American Medical Association
Copyright
Copyright 2002 American Medical Association. All Rights Reserved. Applicable FARS/DFARS Restrictions Apply to Government Use.
ISSN
2168-622X
eISSN
2168-6238
DOI
10.1001/archpsyc.59.6.553
Publisher site
See Article on Publisher Site

Abstract

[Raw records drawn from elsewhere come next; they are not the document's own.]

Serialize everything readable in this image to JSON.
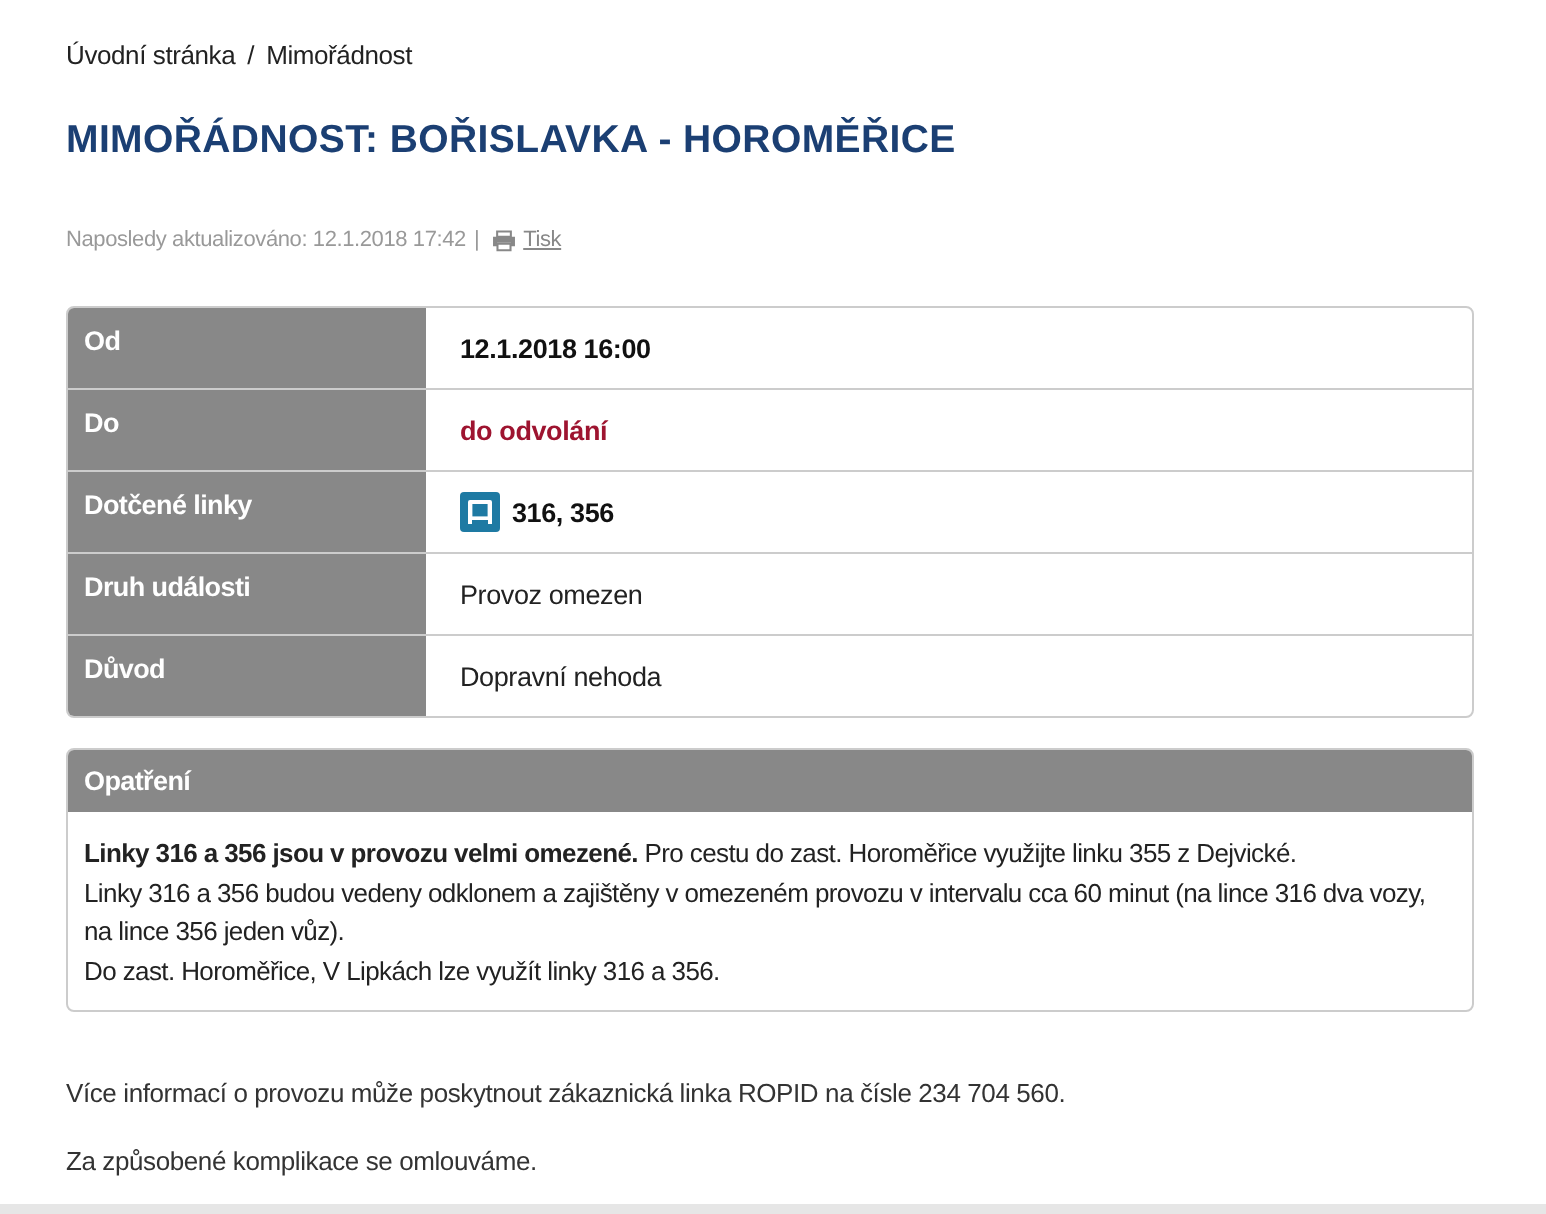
{
  "breadcrumb": {
    "items": [
      "Úvodní stránka",
      "Mimořádnost"
    ],
    "separator": "/"
  },
  "title": "MIMOŘÁDNOST: BOŘISLAVKA - HOROMĚŘICE",
  "meta": {
    "updated": "Naposledy aktualizováno: 12.1.2018 17:42",
    "separator": "|",
    "print_link": "Tisk"
  },
  "details": [
    {
      "label": "Od",
      "value": "12.1.2018 16:00",
      "kind": "strong"
    },
    {
      "label": "Do",
      "value": "do odvolání",
      "kind": "alert"
    },
    {
      "label": "Dotčené linky",
      "value": "316, 356",
      "kind": "bus_lines"
    },
    {
      "label": "Druh události",
      "value": "Provoz omezen",
      "kind": "plain"
    },
    {
      "label": "Důvod",
      "value": "Dopravní nehoda",
      "kind": "plain"
    }
  ],
  "measures": {
    "heading": "Opatření",
    "lines": [
      "**Linky 316 a 356 jsou v provozu velmi omezené.** Pro cestu do zast. Horoměřice využijte linku 355 z Dejvické.",
      "Linky 316 a 356 budou vedeny odklonem a zajištěny v omezeném provozu v intervalu cca 60 minut (na lince 316 dva vozy, na lince 356 jeden vůz).",
      "Do zast. Horoměřice, V Lipkách lze využít linky 316 a 356."
    ]
  },
  "footer_notes": [
    "Více informací o provozu může poskytnout zákaznická linka ROPID na čísle 234 704 560.",
    "Za způsobené komplikace se omlouváme."
  ]
}
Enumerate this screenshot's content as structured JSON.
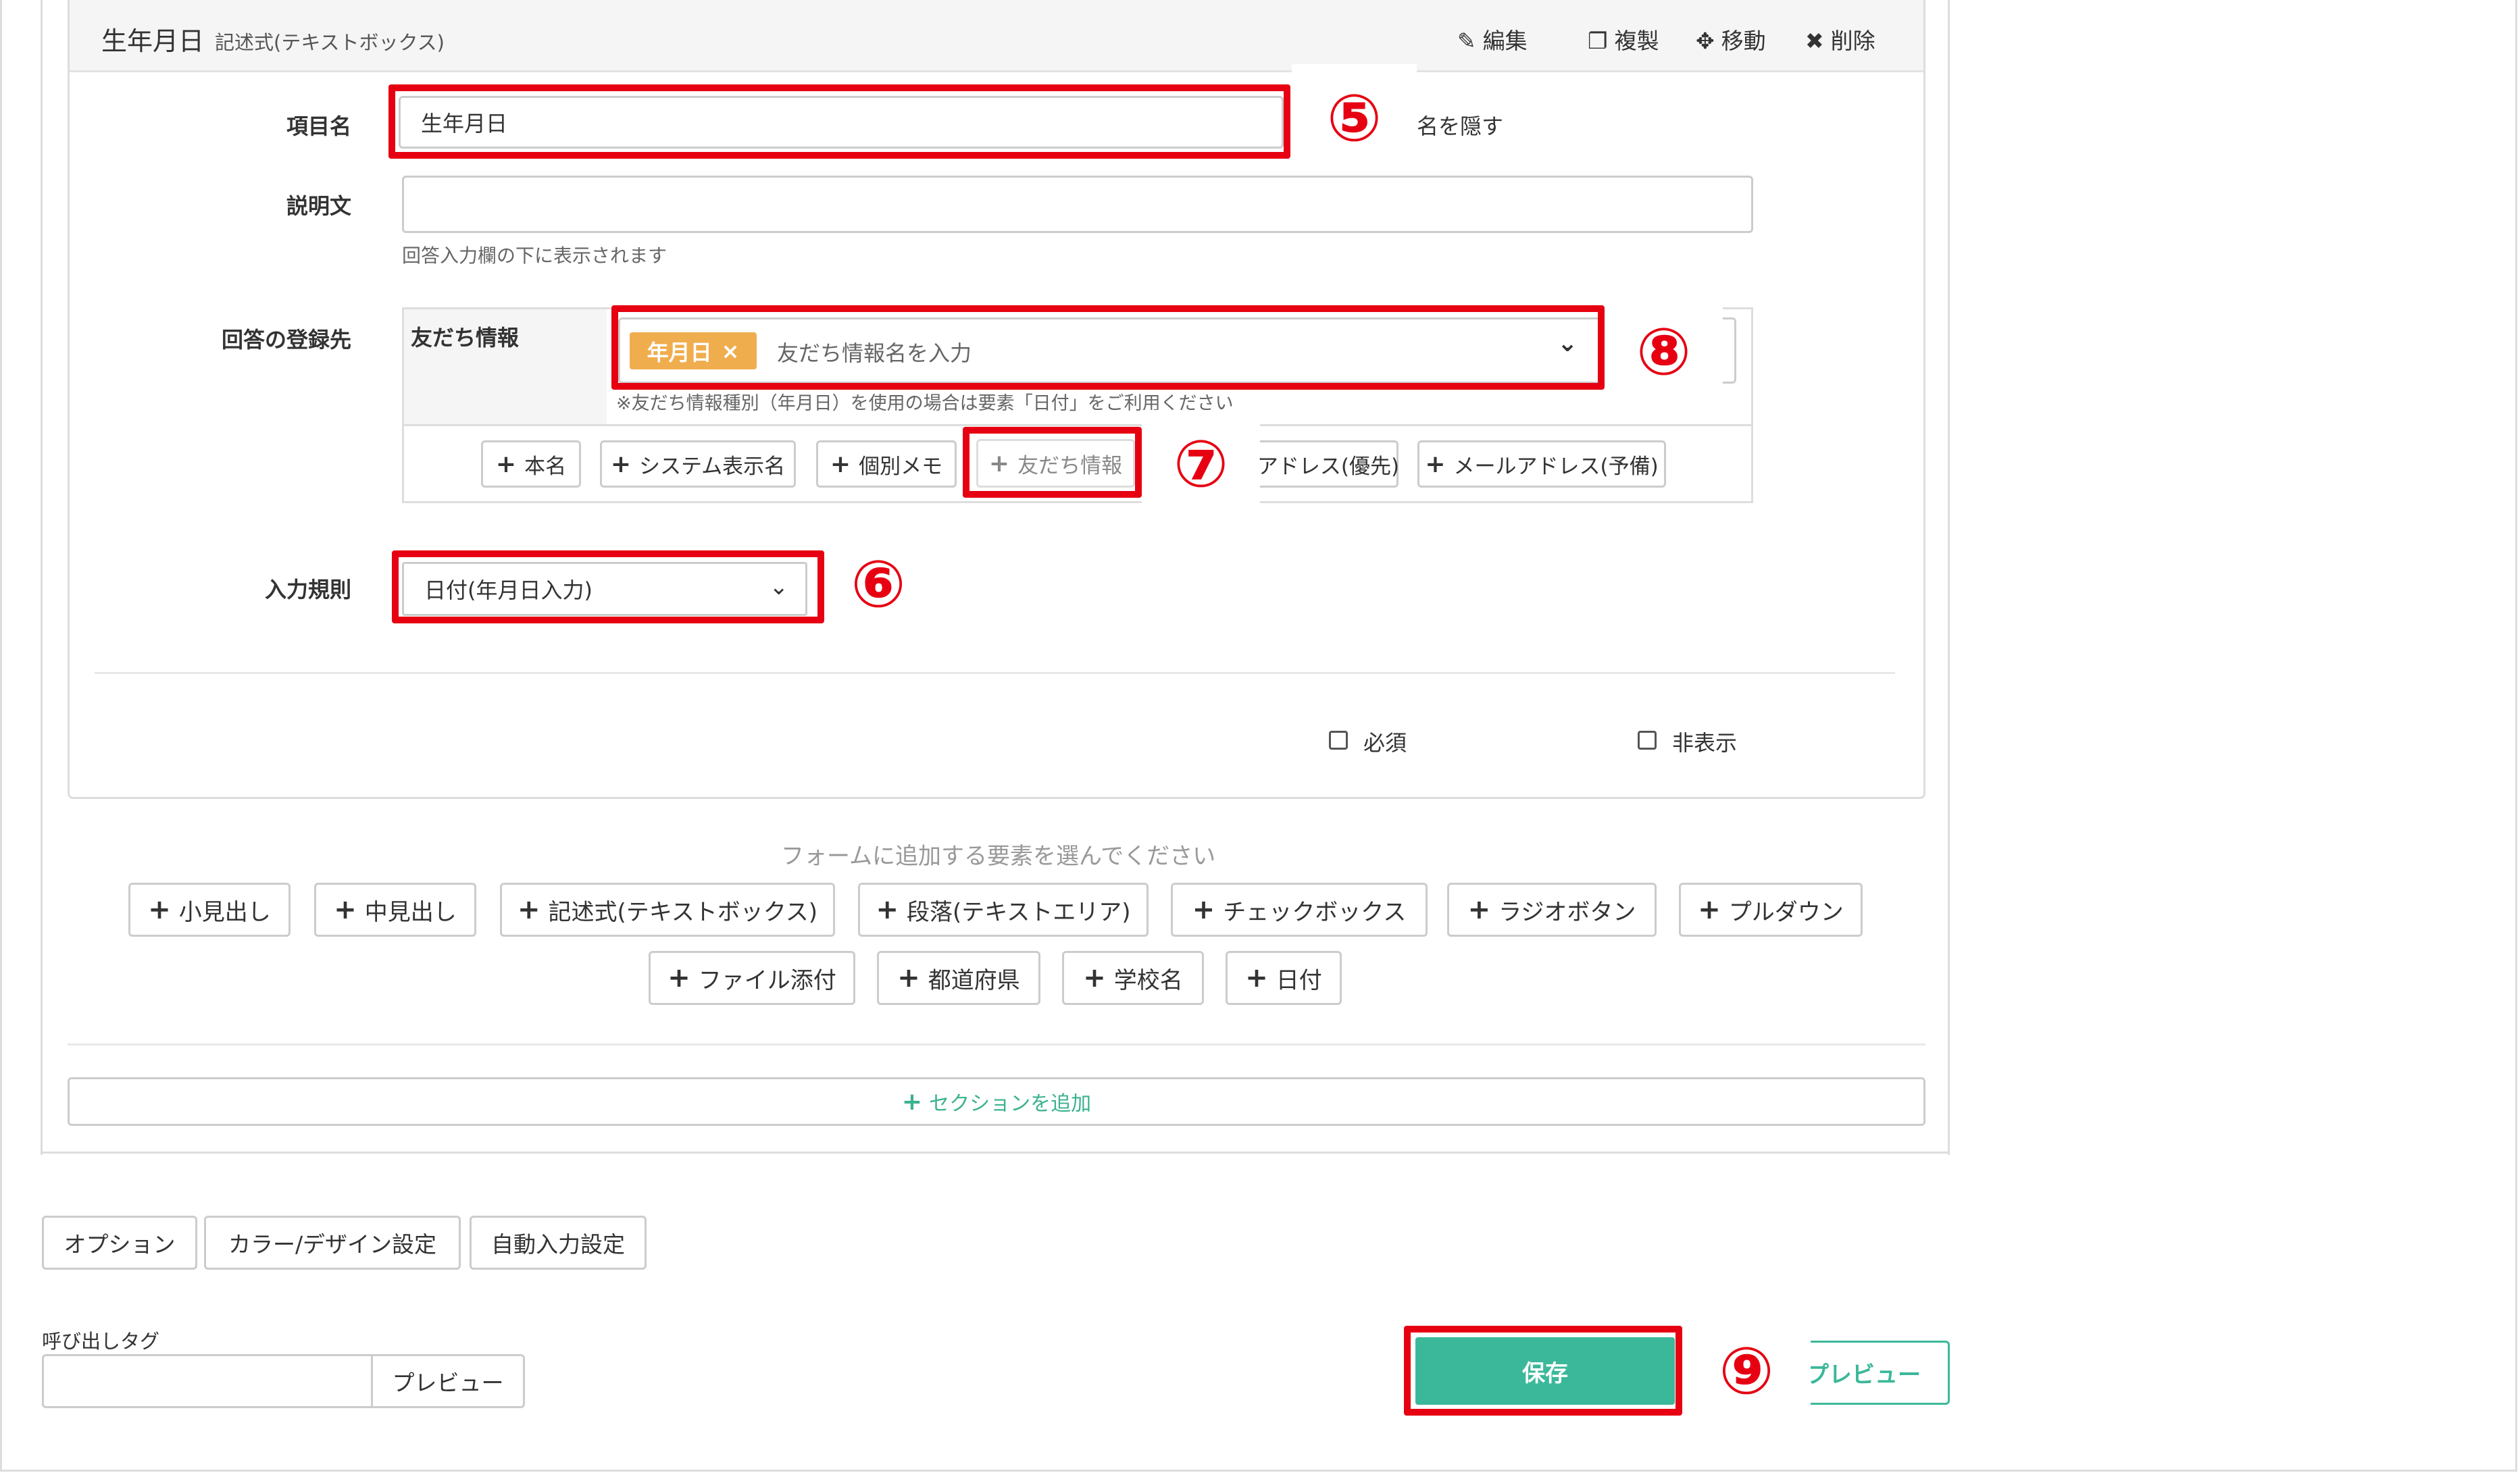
{
  "field": {
    "title": "生年月日",
    "type_label": "記述式(テキストボックス)",
    "actions": [
      {
        "icon": "pencil-icon",
        "glyph": "✎",
        "label": "編集"
      },
      {
        "icon": "copy-icon",
        "glyph": "❐",
        "label": "複製"
      },
      {
        "icon": "move-icon",
        "glyph": "✥",
        "label": "移動"
      },
      {
        "icon": "delete-icon",
        "glyph": "✖",
        "label": "削除"
      }
    ]
  },
  "form": {
    "item_name_label": "項目名",
    "item_name_value": "生年月日",
    "hide_name_text": "名を隠す",
    "description_label": "説明文",
    "description_value": "",
    "description_hint": "回答入力欄の下に表示されます",
    "registration_label": "回答の登録先",
    "friend_info_label": "友だち情報",
    "friend_tag": "年月日",
    "friend_placeholder": "友だち情報名を入力",
    "friend_note": "※友だち情報種別（年月日）を使用の場合は要素「日付」をご利用ください",
    "destination_buttons": [
      "本名",
      "システム表示名",
      "個別メモ",
      "友だち情報",
      "アドレス(優先)",
      "メールアドレス(予備)"
    ],
    "input_rule_label": "入力規則",
    "input_rule_value": "日付(年月日入力)",
    "required_label": "必須",
    "hidden_label": "非表示"
  },
  "add_elements": {
    "prompt": "フォームに追加する要素を選んでください",
    "row1": [
      "小見出し",
      "中見出し",
      "記述式(テキストボックス)",
      "段落(テキストエリア)",
      "チェックボックス",
      "ラジオボタン",
      "プルダウン"
    ],
    "row2": [
      "ファイル添付",
      "都道府県",
      "学校名",
      "日付"
    ],
    "add_section": "セクションを追加"
  },
  "settings_tabs": [
    "オプション",
    "カラー/デザイン設定",
    "自動入力設定"
  ],
  "call_tag": {
    "label": "呼び出しタグ",
    "value": "",
    "preview_button": "プレビュー"
  },
  "footer": {
    "save": "保存",
    "preview": "プレビュー"
  },
  "annotations": [
    "⑤",
    "⑥",
    "⑦",
    "⑧",
    "⑨"
  ],
  "colors": {
    "accent": "#3bb89a",
    "highlight": "#e60012",
    "tag": "#f0ad4e"
  }
}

PERSPECTIVES Neurotoxicity, Neuroplasticity, and Magnetic Resonance Imaging Morphometry What Is Happening in the Schizophrenic Brain? Daniel R. Weinberger, MD; Robert K. McClure, MD n an era of dramatic discoveries in neuroscience and genetics, it is likely that many popular theories and formulations about mental illness will need to be revised, if not discarded. The “neurodevelopmental hypothesis” is one of the popular theories about the origins of schizo- I phrenia, which posits that abnormalities of early brain development increase risk for the 1-3 subsequent emergence of the clinical syndrome. An early piece of evidence in support of this hypothesis was the apparent lack of progression of cerebral ventricular enlargement observed with 4-9 computed tomography during illness. An important assumption of the neurodevelopmental hy- pothesis is that the putative primary pathologic condition of the brain is a reflection of abnormali- ties of early development. The neurodevelopmental hypothesis thus assumes that developmental neuropathologic conditions should arrest early in life and not continue to progress. The com- puted tomography results showing no apparent progression seemed consistent with this assump- tion. However, a recent series of magnetic resonance imaging (MRI) studies has called into ques- tion this assumption, by revealing changes in measurements of

Journal

JAMA PsychiatryAmerican Medical Association

Published: Jun 1, 2002

References